Gather from the listing below each line that includes the word "postavite", and copy it.
+ + + + + + +
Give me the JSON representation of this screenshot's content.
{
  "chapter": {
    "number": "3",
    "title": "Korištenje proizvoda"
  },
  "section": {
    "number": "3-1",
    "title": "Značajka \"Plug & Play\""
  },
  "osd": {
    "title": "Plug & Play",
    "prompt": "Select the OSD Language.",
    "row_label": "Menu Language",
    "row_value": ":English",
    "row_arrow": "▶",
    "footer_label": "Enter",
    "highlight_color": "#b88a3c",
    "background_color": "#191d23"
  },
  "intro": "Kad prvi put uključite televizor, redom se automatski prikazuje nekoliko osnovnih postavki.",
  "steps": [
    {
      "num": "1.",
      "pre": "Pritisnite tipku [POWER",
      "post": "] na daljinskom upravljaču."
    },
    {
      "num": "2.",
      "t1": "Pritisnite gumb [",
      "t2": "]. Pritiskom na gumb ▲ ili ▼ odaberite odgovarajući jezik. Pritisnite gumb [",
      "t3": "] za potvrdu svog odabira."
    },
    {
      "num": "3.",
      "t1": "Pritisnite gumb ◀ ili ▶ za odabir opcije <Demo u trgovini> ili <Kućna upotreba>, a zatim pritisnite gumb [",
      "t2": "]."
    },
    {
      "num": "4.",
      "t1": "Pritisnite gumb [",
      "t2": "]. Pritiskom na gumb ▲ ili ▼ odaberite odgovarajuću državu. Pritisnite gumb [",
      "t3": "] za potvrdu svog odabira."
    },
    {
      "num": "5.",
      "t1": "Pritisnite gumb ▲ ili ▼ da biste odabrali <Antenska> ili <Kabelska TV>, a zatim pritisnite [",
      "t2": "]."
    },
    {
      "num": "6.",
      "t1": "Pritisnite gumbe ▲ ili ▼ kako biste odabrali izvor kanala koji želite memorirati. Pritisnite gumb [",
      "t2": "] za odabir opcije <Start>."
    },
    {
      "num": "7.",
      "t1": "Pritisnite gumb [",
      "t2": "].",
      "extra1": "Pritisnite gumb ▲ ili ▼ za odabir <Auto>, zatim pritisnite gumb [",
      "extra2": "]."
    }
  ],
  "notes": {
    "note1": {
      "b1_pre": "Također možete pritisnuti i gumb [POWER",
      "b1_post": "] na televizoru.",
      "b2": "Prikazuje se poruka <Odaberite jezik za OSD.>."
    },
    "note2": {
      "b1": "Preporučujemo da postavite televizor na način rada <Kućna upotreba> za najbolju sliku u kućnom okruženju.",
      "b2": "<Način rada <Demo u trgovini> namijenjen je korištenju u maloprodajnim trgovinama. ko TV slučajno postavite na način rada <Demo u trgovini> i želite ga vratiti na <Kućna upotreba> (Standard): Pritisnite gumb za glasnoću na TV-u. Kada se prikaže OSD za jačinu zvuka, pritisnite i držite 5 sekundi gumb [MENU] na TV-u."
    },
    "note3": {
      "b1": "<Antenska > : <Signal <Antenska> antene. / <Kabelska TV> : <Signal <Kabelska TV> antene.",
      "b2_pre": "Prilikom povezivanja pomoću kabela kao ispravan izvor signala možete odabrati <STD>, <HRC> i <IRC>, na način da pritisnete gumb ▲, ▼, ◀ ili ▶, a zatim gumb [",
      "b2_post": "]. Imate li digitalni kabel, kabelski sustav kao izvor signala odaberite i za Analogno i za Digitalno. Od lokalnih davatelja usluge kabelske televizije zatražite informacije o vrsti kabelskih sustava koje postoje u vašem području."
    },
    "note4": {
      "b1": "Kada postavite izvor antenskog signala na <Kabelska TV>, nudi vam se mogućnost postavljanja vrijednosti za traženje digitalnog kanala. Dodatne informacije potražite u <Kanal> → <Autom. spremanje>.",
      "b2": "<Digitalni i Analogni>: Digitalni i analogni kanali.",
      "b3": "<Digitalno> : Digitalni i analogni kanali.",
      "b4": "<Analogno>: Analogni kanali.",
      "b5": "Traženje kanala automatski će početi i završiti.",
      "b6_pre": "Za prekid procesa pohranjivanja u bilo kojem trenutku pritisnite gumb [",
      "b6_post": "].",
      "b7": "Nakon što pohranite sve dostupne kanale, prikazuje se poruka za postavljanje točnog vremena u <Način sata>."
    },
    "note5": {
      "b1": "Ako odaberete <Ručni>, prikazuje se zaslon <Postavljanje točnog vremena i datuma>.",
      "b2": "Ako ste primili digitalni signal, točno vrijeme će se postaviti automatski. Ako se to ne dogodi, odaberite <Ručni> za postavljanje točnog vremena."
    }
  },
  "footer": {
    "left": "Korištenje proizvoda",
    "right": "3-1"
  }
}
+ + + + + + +
_Result of this task:_
      "b1": "Preporučujemo da postavite televizor na način rada <Kućna upotreba> za najbolju sliku u kućnom okruženju.",
      "b2": "<Način rada <Demo u trgovini> namijenjen je korištenju u maloprodajnim trgovinama. ko TV slučajno postavite na način rada <Demo u trgovini> i želite ga vratiti na <Kućna upotreba> (Standard): Pritisnite gumb za glasnoću na TV-u. Kada se prikaže OSD za jačinu zvuka, pritisnite i držite 5 sekundi gumb [MENU] na TV-u."
      "b1": "Kada postavite izvor antenskog signala na <Kabelska TV>, nudi vam se mogućnost postavljanja vrijednosti za traženje digitalnog kanala. Dodatne informacije potražite u <Kanal> → <Autom. spremanje>.",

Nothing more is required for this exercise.